But if Jamie is unavoidably a prick, he’s the kind that people fall for anyway. The Cathys of this world let themselves be seduced by such talent even while suspecting that it will not rescue them. And whose fault, ultimately, will that be? (“I will not fail so you can be comfortable, Cathy,” Jamie sings near the end. “I will not lose because you can’t win.”) The Last Five Years asks you to consider how the very things that attract people most powerfully to one another also invite the aptest exploitations.

It’s a sad idea, and Brown’s unusual narrative strategy intensifies the emotion. Jamie’s version of the story is told chronologically, in the normal way, from his first date with Cathy to the day he leaves a goodbye note on the table of their empty apartment. Meanwhile, Cathy’s version is told backward, beginning with her heartbreak upon reading that note and ending with the radiant first glimmer of love — itself now heartbreaking. The two time frames (and thus the two actors) meet only once, in the middle, in the exquisite scene of their engagement and marriage, when their outlooks are fleetingly aligned. But during the rest of the action, the structure enforces a cruel balance of joy and despair; someone is always high, someone hurting, and the seeds of happiness no less than pain are scattered wherever you look.

This might have been too much to bear—like Pinter’s Betrayal superimposed backward on itself — were it not for the jaw-dropping songs.
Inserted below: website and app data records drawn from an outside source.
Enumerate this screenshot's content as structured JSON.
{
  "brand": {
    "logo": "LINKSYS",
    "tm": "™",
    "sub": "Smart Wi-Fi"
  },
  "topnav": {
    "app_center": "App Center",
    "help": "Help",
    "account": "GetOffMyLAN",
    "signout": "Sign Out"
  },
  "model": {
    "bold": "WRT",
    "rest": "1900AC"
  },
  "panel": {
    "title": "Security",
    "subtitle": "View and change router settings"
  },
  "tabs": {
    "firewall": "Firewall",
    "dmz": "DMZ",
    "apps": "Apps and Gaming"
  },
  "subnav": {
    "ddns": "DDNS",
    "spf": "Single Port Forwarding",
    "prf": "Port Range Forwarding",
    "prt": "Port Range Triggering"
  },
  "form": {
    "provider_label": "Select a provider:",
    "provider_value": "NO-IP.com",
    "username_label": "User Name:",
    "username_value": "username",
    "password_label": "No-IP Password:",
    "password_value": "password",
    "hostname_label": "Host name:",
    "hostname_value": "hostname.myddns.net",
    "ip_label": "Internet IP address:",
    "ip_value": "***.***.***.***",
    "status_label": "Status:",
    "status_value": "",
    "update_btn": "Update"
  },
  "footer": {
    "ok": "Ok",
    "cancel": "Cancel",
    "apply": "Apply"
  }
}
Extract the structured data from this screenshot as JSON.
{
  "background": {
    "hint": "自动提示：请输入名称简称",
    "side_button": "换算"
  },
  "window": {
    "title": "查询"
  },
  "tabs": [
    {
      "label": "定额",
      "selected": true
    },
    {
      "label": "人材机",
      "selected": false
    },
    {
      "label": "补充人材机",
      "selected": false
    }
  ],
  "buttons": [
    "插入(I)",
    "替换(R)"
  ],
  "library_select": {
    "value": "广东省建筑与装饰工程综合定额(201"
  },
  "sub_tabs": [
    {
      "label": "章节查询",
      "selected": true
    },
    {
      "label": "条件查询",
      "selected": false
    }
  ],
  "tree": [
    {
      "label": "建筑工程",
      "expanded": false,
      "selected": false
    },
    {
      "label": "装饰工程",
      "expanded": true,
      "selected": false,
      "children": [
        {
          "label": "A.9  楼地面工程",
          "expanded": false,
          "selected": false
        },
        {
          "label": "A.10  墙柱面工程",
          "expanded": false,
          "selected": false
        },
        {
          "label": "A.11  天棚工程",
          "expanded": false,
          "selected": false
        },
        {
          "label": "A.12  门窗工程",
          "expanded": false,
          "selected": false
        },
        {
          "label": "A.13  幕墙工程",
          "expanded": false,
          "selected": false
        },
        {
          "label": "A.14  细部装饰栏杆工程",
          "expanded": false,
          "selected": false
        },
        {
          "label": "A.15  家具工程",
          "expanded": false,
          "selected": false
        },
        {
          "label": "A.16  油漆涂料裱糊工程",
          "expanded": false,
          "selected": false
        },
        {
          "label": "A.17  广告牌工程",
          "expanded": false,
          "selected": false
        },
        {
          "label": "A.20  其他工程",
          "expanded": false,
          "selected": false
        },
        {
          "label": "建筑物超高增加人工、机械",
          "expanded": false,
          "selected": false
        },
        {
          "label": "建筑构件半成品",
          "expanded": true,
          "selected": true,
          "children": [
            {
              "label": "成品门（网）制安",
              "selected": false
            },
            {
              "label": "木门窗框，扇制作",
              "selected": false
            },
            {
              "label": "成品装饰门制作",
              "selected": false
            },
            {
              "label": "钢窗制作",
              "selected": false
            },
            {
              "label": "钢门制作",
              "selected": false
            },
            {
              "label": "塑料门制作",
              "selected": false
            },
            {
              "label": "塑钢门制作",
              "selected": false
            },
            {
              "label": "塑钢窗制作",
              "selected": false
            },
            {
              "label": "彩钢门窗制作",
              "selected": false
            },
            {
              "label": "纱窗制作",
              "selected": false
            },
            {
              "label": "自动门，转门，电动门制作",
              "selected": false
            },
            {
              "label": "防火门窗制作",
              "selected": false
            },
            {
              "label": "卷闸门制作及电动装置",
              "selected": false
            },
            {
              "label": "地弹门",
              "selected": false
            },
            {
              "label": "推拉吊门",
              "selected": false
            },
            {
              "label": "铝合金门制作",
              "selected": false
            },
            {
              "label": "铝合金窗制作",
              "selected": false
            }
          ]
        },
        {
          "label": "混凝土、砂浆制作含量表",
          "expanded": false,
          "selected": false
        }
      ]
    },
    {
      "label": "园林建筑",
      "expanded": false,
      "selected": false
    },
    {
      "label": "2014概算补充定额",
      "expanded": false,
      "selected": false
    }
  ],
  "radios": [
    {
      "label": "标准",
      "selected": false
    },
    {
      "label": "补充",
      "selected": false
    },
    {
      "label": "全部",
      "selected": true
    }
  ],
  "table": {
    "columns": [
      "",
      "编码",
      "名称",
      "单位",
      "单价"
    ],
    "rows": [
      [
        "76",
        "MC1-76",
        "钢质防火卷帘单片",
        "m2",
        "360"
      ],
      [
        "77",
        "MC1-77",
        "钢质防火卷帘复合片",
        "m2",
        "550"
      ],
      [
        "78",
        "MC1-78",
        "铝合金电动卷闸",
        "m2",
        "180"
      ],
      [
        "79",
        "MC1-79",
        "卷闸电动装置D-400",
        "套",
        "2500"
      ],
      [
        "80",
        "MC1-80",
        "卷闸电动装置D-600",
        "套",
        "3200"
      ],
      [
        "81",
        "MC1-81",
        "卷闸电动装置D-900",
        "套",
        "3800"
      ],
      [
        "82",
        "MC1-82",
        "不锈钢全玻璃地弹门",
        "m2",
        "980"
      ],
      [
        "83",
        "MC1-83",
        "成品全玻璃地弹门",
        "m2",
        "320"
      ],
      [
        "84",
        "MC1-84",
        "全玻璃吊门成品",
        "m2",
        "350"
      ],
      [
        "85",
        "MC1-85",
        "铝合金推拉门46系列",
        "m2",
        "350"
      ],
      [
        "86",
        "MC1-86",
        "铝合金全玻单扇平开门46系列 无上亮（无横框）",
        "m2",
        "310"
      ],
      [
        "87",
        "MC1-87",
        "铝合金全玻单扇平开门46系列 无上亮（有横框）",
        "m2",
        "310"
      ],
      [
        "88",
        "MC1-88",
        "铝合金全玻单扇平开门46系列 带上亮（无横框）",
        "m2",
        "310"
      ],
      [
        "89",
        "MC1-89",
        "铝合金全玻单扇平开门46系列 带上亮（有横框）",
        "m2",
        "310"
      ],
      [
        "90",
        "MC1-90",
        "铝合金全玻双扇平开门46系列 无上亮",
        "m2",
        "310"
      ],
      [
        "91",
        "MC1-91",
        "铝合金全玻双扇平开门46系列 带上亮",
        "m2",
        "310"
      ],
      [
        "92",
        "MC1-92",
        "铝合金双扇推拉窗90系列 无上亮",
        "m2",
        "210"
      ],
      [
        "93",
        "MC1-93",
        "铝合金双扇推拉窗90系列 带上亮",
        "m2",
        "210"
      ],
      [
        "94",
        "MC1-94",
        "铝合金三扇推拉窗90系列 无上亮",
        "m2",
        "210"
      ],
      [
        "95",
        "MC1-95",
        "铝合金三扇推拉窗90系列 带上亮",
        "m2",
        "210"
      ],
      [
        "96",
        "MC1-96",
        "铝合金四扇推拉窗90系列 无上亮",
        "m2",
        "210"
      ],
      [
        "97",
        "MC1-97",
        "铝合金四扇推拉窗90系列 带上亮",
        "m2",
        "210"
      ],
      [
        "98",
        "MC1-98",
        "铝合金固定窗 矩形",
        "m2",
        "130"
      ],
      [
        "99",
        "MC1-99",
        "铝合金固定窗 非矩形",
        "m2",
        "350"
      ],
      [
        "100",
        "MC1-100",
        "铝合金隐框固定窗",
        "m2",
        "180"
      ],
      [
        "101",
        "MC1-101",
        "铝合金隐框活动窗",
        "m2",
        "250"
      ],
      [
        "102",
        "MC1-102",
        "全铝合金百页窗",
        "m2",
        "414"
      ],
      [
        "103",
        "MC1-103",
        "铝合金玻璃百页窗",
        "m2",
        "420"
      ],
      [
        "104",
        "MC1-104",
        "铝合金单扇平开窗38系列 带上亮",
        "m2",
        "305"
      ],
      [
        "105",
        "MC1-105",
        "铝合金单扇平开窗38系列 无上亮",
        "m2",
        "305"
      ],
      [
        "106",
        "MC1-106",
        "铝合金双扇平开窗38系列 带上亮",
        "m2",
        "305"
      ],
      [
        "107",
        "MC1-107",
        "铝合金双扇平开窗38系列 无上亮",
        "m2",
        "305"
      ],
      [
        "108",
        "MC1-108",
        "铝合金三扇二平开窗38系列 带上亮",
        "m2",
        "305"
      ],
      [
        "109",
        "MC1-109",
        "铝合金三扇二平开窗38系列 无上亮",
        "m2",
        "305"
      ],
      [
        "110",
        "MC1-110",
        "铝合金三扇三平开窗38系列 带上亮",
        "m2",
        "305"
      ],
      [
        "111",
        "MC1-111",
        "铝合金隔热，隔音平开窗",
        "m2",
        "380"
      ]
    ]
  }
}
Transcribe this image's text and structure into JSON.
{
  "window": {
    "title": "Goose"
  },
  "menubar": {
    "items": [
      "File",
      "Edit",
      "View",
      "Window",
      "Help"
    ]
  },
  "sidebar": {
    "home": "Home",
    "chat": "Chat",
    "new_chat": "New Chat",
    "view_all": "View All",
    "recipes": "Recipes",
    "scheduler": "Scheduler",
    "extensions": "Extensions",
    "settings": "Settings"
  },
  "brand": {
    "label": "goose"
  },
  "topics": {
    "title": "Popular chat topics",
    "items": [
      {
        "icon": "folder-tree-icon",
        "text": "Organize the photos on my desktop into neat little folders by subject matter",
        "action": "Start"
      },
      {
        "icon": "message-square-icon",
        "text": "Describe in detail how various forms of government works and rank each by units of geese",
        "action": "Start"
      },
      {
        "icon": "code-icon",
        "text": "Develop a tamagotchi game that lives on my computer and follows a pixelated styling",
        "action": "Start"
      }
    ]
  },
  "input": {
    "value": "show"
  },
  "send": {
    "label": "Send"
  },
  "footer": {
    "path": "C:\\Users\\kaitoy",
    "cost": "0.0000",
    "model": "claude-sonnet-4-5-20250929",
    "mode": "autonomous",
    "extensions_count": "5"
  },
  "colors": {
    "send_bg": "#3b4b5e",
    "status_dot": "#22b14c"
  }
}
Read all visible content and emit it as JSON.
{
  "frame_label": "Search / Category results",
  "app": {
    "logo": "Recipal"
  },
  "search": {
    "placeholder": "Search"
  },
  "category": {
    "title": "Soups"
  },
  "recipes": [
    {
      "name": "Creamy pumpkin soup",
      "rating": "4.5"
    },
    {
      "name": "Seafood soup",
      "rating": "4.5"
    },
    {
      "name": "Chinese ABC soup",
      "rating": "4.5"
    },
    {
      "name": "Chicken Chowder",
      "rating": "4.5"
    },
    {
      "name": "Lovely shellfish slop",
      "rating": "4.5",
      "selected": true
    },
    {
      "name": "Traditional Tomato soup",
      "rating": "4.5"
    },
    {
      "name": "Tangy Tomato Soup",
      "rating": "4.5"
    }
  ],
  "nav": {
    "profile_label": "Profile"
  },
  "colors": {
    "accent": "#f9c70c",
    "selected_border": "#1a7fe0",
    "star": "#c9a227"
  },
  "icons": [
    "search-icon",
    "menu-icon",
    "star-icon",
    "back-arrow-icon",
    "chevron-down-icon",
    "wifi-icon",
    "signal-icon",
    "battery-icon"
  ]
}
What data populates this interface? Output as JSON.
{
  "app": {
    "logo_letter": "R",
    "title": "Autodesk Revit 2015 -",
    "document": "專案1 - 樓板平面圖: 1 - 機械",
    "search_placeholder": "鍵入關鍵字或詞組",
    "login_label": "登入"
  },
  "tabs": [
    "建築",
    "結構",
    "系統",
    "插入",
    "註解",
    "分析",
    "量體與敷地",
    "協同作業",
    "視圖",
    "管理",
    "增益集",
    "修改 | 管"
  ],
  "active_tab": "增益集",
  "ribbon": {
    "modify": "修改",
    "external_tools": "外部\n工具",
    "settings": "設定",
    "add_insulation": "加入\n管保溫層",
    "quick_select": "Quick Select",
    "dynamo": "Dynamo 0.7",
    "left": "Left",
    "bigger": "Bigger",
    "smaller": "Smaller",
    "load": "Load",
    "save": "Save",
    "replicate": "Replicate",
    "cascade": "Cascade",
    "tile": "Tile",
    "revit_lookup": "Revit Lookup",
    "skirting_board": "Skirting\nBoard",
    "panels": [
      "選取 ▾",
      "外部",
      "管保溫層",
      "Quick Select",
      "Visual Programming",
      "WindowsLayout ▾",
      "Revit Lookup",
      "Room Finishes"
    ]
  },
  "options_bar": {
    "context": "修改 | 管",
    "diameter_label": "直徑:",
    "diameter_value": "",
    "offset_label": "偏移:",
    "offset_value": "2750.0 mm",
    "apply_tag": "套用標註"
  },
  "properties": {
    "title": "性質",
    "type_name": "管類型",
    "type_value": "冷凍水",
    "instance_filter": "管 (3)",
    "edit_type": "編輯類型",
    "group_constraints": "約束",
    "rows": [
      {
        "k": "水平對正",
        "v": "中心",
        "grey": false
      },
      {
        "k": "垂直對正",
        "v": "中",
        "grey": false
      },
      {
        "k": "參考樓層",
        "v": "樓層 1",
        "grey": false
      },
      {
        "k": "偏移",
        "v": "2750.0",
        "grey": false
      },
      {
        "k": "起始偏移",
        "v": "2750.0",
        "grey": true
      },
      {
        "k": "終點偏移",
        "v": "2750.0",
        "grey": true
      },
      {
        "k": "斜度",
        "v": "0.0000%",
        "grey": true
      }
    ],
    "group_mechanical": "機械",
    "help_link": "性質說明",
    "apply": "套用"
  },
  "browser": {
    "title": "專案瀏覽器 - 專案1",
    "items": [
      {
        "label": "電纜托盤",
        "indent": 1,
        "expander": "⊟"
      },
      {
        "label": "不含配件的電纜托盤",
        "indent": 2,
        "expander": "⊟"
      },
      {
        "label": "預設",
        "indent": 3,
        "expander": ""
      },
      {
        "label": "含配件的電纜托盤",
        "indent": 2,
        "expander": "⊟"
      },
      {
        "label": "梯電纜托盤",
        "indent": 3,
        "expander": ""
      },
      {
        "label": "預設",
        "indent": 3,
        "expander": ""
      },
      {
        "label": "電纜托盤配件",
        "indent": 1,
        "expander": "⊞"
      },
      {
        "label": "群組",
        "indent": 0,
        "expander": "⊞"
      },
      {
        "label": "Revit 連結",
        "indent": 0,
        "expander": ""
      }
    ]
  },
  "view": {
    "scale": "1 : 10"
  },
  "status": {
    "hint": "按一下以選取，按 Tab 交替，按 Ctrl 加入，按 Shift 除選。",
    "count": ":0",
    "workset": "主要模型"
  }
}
Difficult as they are to sing (Brown modestly calls the task Olympian), they are, in the nature of good songs generally, expressions of the living soul, and thus uplifting even in torment. These also happen to be relentlessly enjoyable as theater music and among the great recent achievements of character delineation through lyrics. It doesn’t hurt that they are beautifully performed by Betsy Wolfe and Adam Kantor, who fill every daredevil leap and riff with torrents of feeling. Wolfe is particularly gifted at detailing the songs with discrete and often hilarious micro-beats, while never losing the musical through-line. Kantor, whose role gives him less variety of tone to play with, nevertheless makes you believe that the end of the marriage, even if it is largely his fault, is his loss, too.

Which brings us back to Brown. The question about his directing The Last Five Years had been whether he was too close to the material to balance it well. Turns out, he did fine on that point. He’s put together a beautiful emotional and aural experience of his work. (The six-piece orchestra, led by Andrew Resnick under the musical direction of Tom Murray, is exemplary.) But the visual production — perhaps in response to Daisy Prince’s original staging, which had a baroque mise en scène — is oddly sterile, dominated as it is by a series of portentous floating windows. That and some sloppy little mistakes suggest that, for all his self-admitted talents, Brown might have done better to follow the conventional wisdom about directing one’s own work. How many hats can even the grand fromage wear?

The Last Five Years is at Second Stage Theater through May 12.

Theater Review: The Last Five Years